_EXERCISE PROMPT_
Return every line below exactly.

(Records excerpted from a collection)
§ §

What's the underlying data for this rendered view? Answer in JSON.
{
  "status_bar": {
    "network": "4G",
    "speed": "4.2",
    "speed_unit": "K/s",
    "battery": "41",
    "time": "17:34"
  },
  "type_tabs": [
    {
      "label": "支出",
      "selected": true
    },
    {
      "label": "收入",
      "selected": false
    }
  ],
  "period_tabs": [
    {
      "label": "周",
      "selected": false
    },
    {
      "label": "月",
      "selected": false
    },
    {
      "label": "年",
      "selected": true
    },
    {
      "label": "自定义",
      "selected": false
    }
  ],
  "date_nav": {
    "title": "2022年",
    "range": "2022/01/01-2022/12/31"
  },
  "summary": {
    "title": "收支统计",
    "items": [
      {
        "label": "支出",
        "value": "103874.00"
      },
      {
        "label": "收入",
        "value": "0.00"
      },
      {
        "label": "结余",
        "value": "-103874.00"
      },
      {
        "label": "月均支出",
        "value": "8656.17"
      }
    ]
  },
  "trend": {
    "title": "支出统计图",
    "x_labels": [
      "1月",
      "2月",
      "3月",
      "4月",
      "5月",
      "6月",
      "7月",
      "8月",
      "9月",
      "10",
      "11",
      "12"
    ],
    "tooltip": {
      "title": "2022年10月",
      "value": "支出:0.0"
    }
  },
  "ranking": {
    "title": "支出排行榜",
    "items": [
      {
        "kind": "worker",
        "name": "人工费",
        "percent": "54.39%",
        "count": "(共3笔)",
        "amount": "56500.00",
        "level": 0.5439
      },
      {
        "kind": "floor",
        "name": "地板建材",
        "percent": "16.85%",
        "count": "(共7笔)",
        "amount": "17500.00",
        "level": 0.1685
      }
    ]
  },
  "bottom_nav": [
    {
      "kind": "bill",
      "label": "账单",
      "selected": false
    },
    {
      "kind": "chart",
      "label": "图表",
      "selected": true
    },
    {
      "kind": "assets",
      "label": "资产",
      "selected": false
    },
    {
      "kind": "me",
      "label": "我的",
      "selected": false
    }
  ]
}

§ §

_EXERCISE RESPONSE_
What's the underlying data for this rendered view? Answer in JSON.
{
  "status_bar": {
    "network": "4G",
    "speed": "4.2",
    "speed_unit": "K/s",
    "battery": "41",
    "time": "17:34"
  },
  "type_tabs": [
    {
      "label": "支出",
      "selected": true
    },
    {
      "label": "收入",
      "selected": false
    }
  ],
  "period_tabs": [
    {
      "label": "周",
      "selected": false
    },
    {
      "label": "月",
      "selected": false
    },
    {
      "label": "年",
      "selected": true
    },
    {
      "label": "自定义",
      "selected": false
    }
  ],
  "date_nav": {
    "title": "2022年",
    "range": "2022/01/01-2022/12/31"
  },
  "summary": {
    "title": "收支统计",
    "items": [
      {
        "label": "支出",
        "value": "103874.00"
      },
      {
        "label": "收入",
        "value": "0.00"
      },
      {
        "label": "结余",
        "value": "-103874.00"
      },
      {
        "label": "月均支出",
        "value": "8656.17"
      }
    ]
  },
  "trend": {
    "title": "支出统计图",
    "x_labels": [
      "1月",
      "2月",
      "3月",
      "4月",
      "5月",
      "6月",
      "7月",
      "8月",
      "9月",
      "10",
      "11",
      "12"
    ],
    "tooltip": {
      "title": "2022年10月",
      "value": "支出:0.0"
    }
  },
  "ranking": {
    "title": "支出排行榜",
    "items": [
      {
        "kind": "worker",
        "name": "人工费",
        "percent": "54.39%",
        "count": "(共3笔)",
        "amount": "56500.00",
        "level": 0.5439
      },
      {
        "kind": "floor",
        "name": "地板建材",
        "percent": "16.85%",
        "count": "(共7笔)",
        "amount": "17500.00",
        "level": 0.1685
      }
    ]
  },
  "bottom_nav": [
    {
      "kind": "bill",
      "label": "账单",
      "selected": false
    },
    {
      "kind": "chart",
      "label": "图表",
      "selected": true
    },
    {
      "kind": "assets",
      "label": "资产",
      "selected": false
    },
    {
      "kind": "me",
      "label": "我的",
      "selected": false
    }
  ]
}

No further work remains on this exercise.